[Your assignment]
Show every line from the entries that follow which holds the word "喂狗狗要注意哪些问题".

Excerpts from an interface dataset
################

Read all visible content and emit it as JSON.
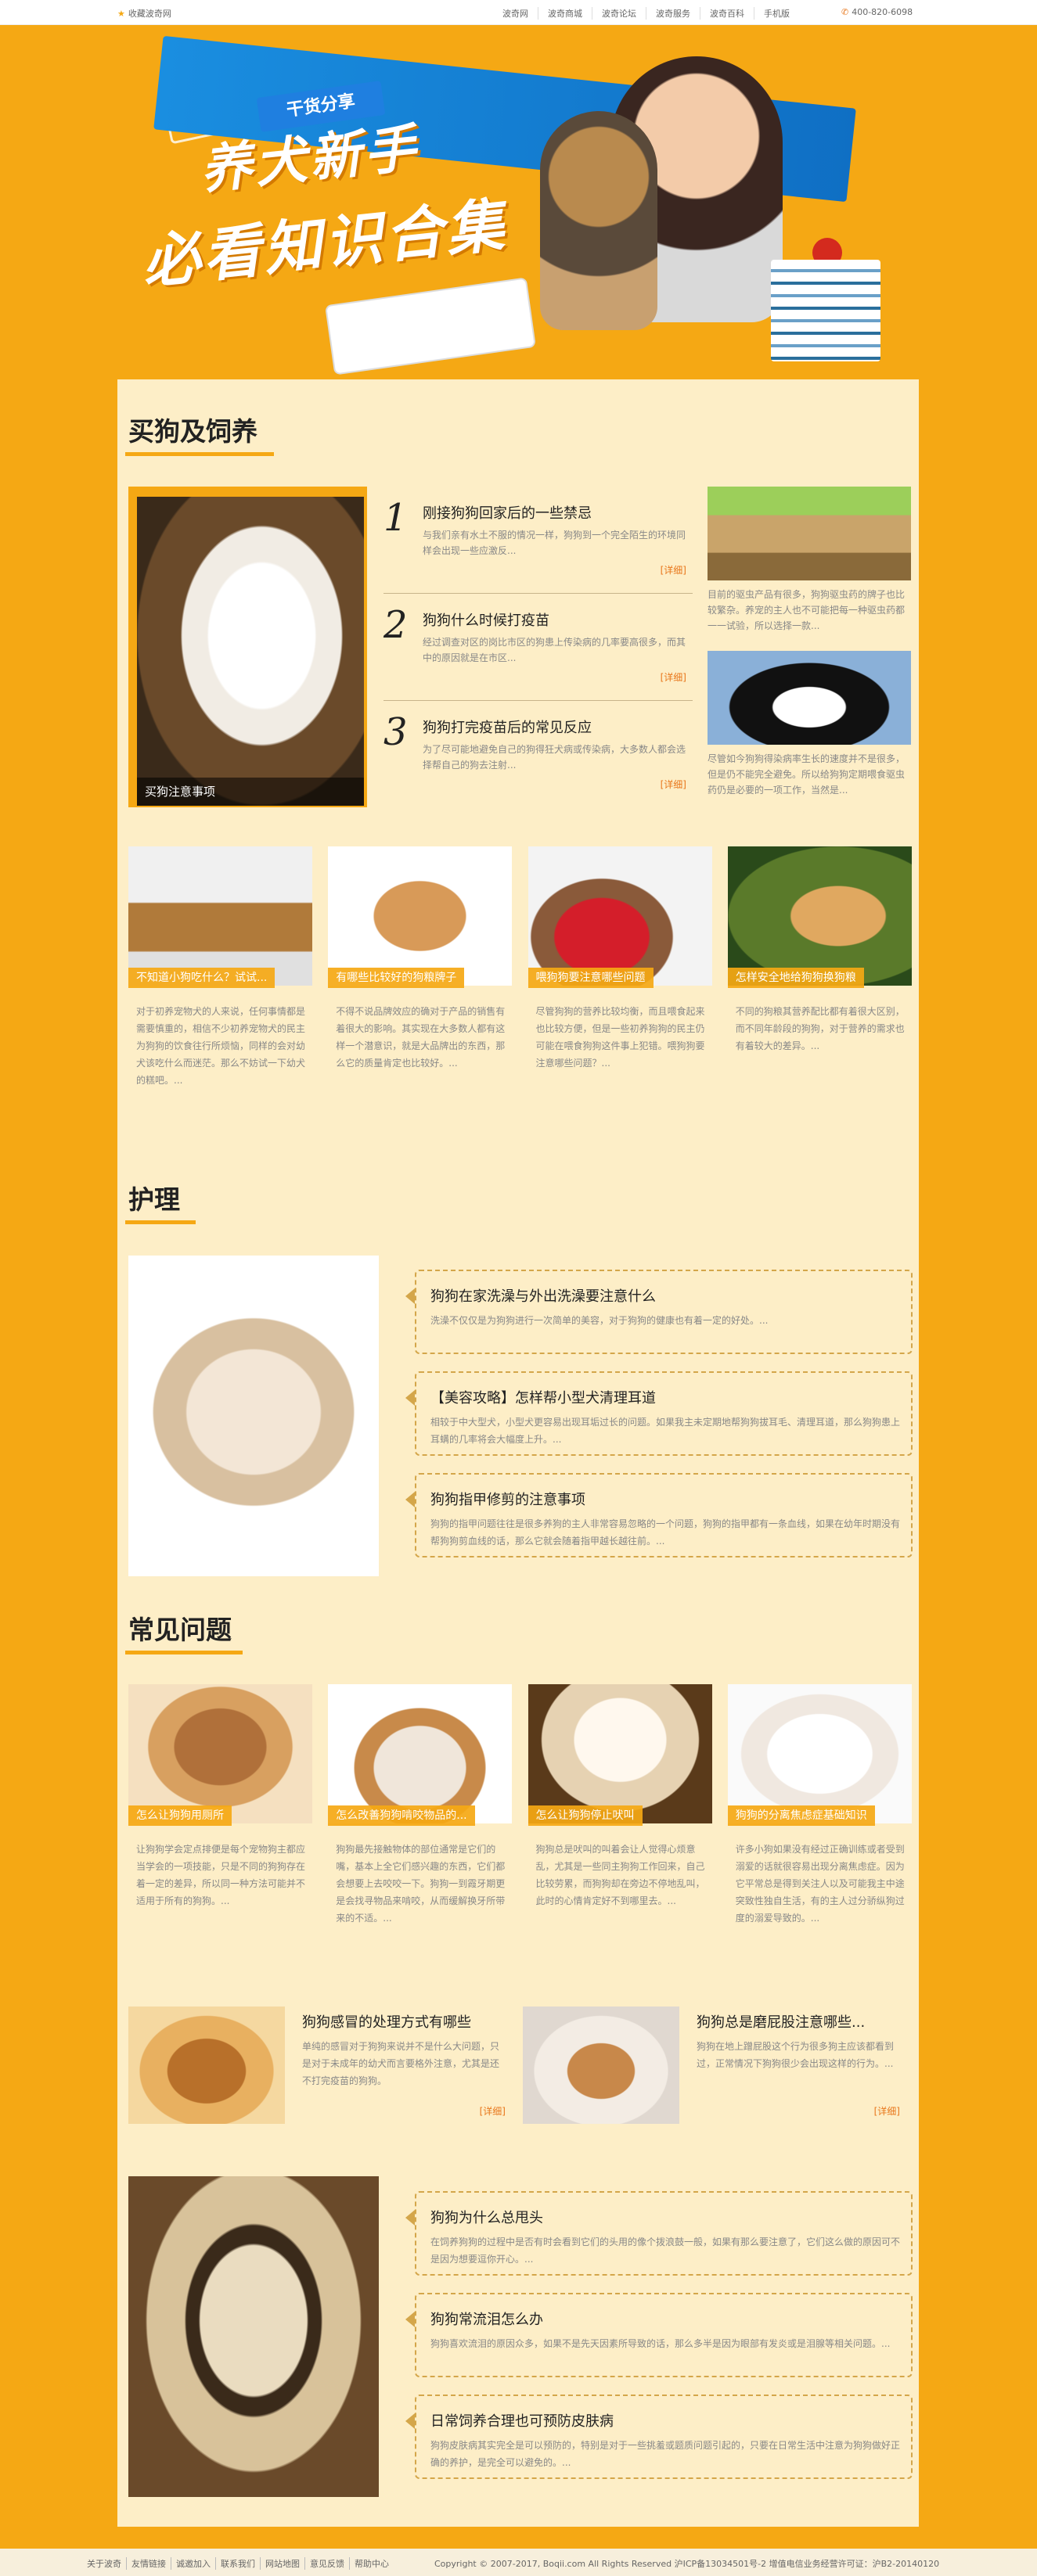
{
  "topbar": {
    "favorite": "收藏波奇网",
    "nav": [
      "波奇网",
      "波奇商城",
      "波奇论坛",
      "波奇服务",
      "波奇百科",
      "手机版"
    ],
    "phone": "400-820-6098"
  },
  "banner": {
    "tag": "干货分享",
    "title_line1": "养犬新手",
    "title_line2": "必看知识合集"
  },
  "sec1": {
    "title": "买狗及饲养",
    "feature_caption": "买狗注意事项",
    "numbered": [
      {
        "num": "1",
        "title": "刚接狗狗回家后的一些禁忌",
        "desc": "与我们亲有水土不服的情况一样，狗狗到一个完全陌生的环境同样会出现一些应激反...",
        "more": "[详细]"
      },
      {
        "num": "2",
        "title": "狗狗什么时候打疫苗",
        "desc": "经过调查对区的岗比市区的狗患上传染病的几率要高很多，而其中的原因就是在市区...",
        "more": "[详细]"
      },
      {
        "num": "3",
        "title": "狗狗打完疫苗后的常见反应",
        "desc": "为了尽可能地避免自己的狗得狂犬病或传染病，大多数人都会选择帮自己的狗去注射...",
        "more": "[详细]"
      }
    ],
    "side": [
      {
        "desc": "目前的驱虫产品有很多，狗狗驱虫药的牌子也比较繁杂。养宠的主人也不可能把每一种驱虫药都一一试验，所以选择一款..."
      },
      {
        "desc": "尽管如今狗狗得染病率生长的速度并不是很多，但是仍不能完全避免。所以给狗狗定期喂食驱虫药仍是必要的一项工作，当然是..."
      }
    ],
    "cards": [
      {
        "caption": "不知道小狗吃什么？试试...",
        "desc": "对于初养宠物犬的人来说，任何事情都是需要慎重的，相信不少初养宠物犬的民主为狗狗的饮食往行所烦恼，同样的会对幼犬该吃什么而迷茫。那么不妨试一下幼犬的糕吧。..."
      },
      {
        "caption": "有哪些比较好的狗粮牌子",
        "desc": "不得不说品牌效应的确对于产品的销售有着很大的影响。其实现在大多数人都有这样一个潜意识，就是大品牌出的东西，那么它的质量肯定也比较好。..."
      },
      {
        "caption": "喂狗狗要注意哪些问题",
        "desc": "尽管狗狗的营养比较均衡，而且喂食起来也比较方便，但是一些初养狗狗的民主仍可能在喂食狗狗这件事上犯错。喂狗狗要注意哪些问题？..."
      },
      {
        "caption": "怎样安全地给狗狗换狗粮",
        "desc": "不同的狗粮其营养配比都有着很大区别，而不同年龄段的狗狗，对于营养的需求也有着较大的差异。..."
      }
    ]
  },
  "sec2": {
    "title": "护理",
    "items": [
      {
        "title": "狗狗在家洗澡与外出洗澡要注意什么",
        "desc": "洗澡不仅仅是为狗狗进行一次简单的美容，对于狗狗的健康也有着一定的好处。..."
      },
      {
        "title": "【美容攻略】怎样帮小型犬清理耳道",
        "desc": "相较于中大型犬，小型犬更容易出现耳垢过长的问题。如果我主未定期地帮狗狗拔耳毛、清理耳道，那么狗狗患上耳螨的几率将会大幅度上升。..."
      },
      {
        "title": "狗狗指甲修剪的注意事项",
        "desc": "狗狗的指甲问题往往是很多养狗的主人非常容易忽略的一个问题，狗狗的指甲都有一条血线，如果在幼年时期没有帮狗狗剪血线的话，那么它就会随着指甲越长越往前。..."
      }
    ]
  },
  "sec3": {
    "title": "常见问题",
    "cards": [
      {
        "caption": "怎么让狗狗用厕所",
        "desc": "让狗狗学会定点排便是每个宠物狗主都应当学会的一项技能，只是不同的狗狗存在着一定的差异，所以同一种方法可能并不适用于所有的狗狗。..."
      },
      {
        "caption": "怎么改善狗狗啃咬物品的...",
        "desc": "狗狗最先接触物体的部位通常是它们的嘴，基本上全它们感兴趣的东西，它们都会想要上去咬咬一下。狗狗一到霞牙期更是会找寻物品来啃咬，从而缓解换牙所带来的不适。..."
      },
      {
        "caption": "怎么让狗狗停止吠叫",
        "desc": "狗狗总是吠叫的叫着会让人觉得心烦意乱，尤其是一些同主狗狗工作回来，自己比较劳累，而狗狗却在旁边不停地乱叫，此时的心情肯定好不到哪里去。..."
      },
      {
        "caption": "狗狗的分离焦虑症基础知识",
        "desc": "许多小狗如果没有经过正确训练或者受到溺爱的话就很容易出现分离焦虑症。因为它平常总是得到关注人以及可能我主中途突致性独自生活，有的主人过分骄纵狗过度的溺爱导致的。..."
      }
    ],
    "pair": [
      {
        "title": "狗狗感冒的处理方式有哪些",
        "desc": "单纯的感冒对于狗狗来说并不是什么大问题，只是对于未成年的幼犬而言要格外注意，尤其是还不打完疫苗的狗狗。",
        "more": "[详细]"
      },
      {
        "title": "狗狗总是磨屁股注意哪些...",
        "desc": "狗狗在地上蹭屁股这个行为很多狗主应该都看到过，正常情况下狗狗很少会出现这样的行为。...",
        "more": "[详细]"
      }
    ],
    "items": [
      {
        "title": "狗狗为什么总甩头",
        "desc": "在饲养狗狗的过程中是否有时会看到它们的头用的像个拨浪鼓一般，如果有那么要注意了，它们这么做的原因可不是因为想要逗你开心。..."
      },
      {
        "title": "狗狗常流泪怎么办",
        "desc": "狗狗喜欢流泪的原因众多，如果不是先天因素所导致的话，那么多半是因为眼部有发炎或是泪腺等相关问题。..."
      },
      {
        "title": "日常饲养合理也可预防皮肤病",
        "desc": "狗狗皮肤病其实完全是可以预防的，特别是对于一些挑羞或题质问题引起的，只要在日常生活中注意为狗狗做好正确的养护，是完全可以避免的。..."
      }
    ]
  },
  "footer": {
    "links": [
      "关于波奇",
      "友情链接",
      "诚邀加入",
      "联系我们",
      "网站地图",
      "意见反馈",
      "帮助中心"
    ],
    "copyright": "Copyright © 2007-2017, Boqii.com All Rights Reserved 沪ICP备13034501号-2 增值电信业务经营许可证：沪B2-20140120"
  },
  "colors": {
    "accent": "#f5a814",
    "panel": "#fdeec7",
    "link": "#e8761a"
  }
}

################

[Reply to the exercise]
        "caption": "喂狗狗要注意哪些问题",
        "desc": "尽管狗狗的营养比较均衡，而且喂食起来也比较方便，但是一些初养狗狗的民主仍可能在喂食狗狗这件事上犯错。喂狗狗要注意哪些问题？..."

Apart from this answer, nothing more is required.